■ WHAT TO WORK ON
Go through the data below and copy each line that includes "CurrentImportRow".

[Page and application data records]
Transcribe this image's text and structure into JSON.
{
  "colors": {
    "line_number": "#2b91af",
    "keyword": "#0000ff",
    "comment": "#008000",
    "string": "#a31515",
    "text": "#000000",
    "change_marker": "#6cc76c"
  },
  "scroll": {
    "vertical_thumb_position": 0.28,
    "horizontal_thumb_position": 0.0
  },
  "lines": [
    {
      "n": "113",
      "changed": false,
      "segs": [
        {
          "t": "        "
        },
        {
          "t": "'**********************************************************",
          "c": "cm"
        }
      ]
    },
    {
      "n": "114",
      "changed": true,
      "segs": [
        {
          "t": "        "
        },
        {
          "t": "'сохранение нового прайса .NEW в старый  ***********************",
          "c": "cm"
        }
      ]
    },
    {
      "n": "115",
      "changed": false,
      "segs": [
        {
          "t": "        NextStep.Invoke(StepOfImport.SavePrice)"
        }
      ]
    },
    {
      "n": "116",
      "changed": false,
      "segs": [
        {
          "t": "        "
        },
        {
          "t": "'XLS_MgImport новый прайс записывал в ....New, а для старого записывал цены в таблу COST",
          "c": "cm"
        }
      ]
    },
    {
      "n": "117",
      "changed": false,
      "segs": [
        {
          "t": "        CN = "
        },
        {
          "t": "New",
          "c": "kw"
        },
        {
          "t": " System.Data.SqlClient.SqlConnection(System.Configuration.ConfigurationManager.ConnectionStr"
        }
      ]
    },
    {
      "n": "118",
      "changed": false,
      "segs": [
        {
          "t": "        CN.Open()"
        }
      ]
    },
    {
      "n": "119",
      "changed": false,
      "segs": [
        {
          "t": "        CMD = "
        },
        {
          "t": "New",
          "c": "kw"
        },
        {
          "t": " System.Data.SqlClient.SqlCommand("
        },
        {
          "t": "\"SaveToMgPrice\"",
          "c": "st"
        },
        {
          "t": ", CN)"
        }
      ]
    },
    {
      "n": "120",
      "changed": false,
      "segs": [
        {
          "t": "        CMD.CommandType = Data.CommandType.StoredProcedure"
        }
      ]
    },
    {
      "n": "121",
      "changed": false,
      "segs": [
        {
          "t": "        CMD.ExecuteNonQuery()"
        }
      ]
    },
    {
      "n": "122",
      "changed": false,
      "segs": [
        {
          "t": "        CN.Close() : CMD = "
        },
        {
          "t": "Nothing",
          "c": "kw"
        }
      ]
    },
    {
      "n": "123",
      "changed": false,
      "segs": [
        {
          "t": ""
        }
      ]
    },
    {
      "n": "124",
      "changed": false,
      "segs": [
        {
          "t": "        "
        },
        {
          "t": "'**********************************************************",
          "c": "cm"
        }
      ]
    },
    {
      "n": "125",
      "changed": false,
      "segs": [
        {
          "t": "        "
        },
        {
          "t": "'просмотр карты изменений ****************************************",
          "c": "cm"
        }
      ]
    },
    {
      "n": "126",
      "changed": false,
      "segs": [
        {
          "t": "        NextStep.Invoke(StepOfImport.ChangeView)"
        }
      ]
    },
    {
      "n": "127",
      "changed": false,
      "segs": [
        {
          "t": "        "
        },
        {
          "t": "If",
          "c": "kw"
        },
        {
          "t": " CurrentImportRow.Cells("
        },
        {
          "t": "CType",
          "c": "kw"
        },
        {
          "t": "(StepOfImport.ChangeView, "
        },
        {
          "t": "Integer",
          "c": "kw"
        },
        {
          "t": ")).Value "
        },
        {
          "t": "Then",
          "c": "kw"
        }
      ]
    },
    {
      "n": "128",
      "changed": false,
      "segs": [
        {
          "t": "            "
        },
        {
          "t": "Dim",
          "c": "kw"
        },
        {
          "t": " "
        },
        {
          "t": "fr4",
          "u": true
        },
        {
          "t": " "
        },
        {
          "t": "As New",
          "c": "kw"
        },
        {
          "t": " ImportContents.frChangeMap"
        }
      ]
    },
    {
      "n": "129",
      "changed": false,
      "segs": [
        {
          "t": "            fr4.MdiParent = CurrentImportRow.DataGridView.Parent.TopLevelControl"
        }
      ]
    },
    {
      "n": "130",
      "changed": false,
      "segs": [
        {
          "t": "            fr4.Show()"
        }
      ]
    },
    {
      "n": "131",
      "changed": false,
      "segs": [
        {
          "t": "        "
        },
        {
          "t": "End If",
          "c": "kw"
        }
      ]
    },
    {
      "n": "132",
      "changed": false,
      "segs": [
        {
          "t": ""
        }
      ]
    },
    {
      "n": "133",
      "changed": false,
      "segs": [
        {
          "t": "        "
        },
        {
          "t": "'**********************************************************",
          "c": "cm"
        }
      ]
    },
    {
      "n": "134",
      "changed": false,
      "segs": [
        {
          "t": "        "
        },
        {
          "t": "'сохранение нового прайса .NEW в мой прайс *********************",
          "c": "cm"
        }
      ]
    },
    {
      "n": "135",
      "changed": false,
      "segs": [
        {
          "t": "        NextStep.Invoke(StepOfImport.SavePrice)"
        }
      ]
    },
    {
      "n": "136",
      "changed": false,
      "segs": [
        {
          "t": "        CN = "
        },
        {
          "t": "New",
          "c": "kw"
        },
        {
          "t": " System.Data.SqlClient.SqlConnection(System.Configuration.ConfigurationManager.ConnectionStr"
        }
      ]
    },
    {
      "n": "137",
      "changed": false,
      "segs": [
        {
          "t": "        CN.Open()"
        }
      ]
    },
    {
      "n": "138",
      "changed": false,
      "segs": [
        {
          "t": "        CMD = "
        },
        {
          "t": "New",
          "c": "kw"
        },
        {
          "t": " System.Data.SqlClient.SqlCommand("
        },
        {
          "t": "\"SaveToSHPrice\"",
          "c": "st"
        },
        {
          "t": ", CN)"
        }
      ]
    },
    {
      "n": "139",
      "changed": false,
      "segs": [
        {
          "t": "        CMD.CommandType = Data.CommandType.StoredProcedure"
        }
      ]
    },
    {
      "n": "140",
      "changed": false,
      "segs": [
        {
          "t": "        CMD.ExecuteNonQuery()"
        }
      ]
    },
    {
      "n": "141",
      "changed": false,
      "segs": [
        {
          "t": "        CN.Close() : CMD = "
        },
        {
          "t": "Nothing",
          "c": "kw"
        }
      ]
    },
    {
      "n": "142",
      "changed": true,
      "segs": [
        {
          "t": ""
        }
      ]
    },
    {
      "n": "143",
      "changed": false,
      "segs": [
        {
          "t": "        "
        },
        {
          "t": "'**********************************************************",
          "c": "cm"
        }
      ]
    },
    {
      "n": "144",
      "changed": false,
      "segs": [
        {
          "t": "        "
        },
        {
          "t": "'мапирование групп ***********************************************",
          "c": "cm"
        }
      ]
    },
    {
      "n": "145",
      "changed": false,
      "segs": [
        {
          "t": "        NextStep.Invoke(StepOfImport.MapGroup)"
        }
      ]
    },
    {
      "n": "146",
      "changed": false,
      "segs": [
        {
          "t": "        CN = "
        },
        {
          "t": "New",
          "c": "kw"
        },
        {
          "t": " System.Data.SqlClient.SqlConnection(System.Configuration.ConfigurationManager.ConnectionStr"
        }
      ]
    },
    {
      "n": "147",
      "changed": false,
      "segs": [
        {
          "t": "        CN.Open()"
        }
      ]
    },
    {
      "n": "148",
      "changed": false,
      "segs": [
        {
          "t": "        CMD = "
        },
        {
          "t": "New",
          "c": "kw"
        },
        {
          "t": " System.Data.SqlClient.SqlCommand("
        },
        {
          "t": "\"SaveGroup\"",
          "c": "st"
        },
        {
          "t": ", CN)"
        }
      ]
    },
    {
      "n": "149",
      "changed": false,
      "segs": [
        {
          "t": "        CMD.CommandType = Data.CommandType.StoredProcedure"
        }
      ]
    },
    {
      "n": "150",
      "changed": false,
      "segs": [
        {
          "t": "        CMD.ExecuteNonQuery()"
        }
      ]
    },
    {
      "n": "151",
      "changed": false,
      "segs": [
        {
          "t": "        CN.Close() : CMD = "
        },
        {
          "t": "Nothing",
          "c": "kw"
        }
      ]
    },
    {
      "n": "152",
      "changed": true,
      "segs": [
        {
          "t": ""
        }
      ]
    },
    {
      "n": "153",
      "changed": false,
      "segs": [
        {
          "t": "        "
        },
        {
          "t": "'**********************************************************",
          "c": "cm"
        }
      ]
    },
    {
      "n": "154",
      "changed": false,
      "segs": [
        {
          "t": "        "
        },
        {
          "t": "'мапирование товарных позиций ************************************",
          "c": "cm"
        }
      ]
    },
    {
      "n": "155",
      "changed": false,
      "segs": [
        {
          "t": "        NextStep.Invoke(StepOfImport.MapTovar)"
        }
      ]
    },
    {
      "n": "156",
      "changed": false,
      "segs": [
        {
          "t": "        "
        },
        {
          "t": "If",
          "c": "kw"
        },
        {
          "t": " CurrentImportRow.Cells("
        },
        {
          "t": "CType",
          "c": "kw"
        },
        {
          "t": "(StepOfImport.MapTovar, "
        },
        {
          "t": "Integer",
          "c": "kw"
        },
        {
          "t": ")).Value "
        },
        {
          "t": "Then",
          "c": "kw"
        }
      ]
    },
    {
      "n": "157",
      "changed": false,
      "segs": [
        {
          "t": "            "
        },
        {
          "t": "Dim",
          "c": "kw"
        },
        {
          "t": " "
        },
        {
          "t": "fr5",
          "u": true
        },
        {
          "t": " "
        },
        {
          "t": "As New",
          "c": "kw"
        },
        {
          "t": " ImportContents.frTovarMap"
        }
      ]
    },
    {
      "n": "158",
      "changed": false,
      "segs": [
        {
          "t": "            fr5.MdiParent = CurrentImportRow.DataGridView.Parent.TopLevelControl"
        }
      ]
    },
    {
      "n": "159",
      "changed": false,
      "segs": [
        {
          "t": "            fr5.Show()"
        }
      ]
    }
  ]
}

■ EXERCISE ANSWER
          "t": " CurrentImportRow.Cells("
          "t": "            fr4.MdiParent = CurrentImportRow.DataGridView.Parent.TopLevelControl"
          "t": " CurrentImportRow.Cells("
          "t": "            fr5.MdiParent = CurrentImportRow.DataGridView.Parent.TopLevelControl"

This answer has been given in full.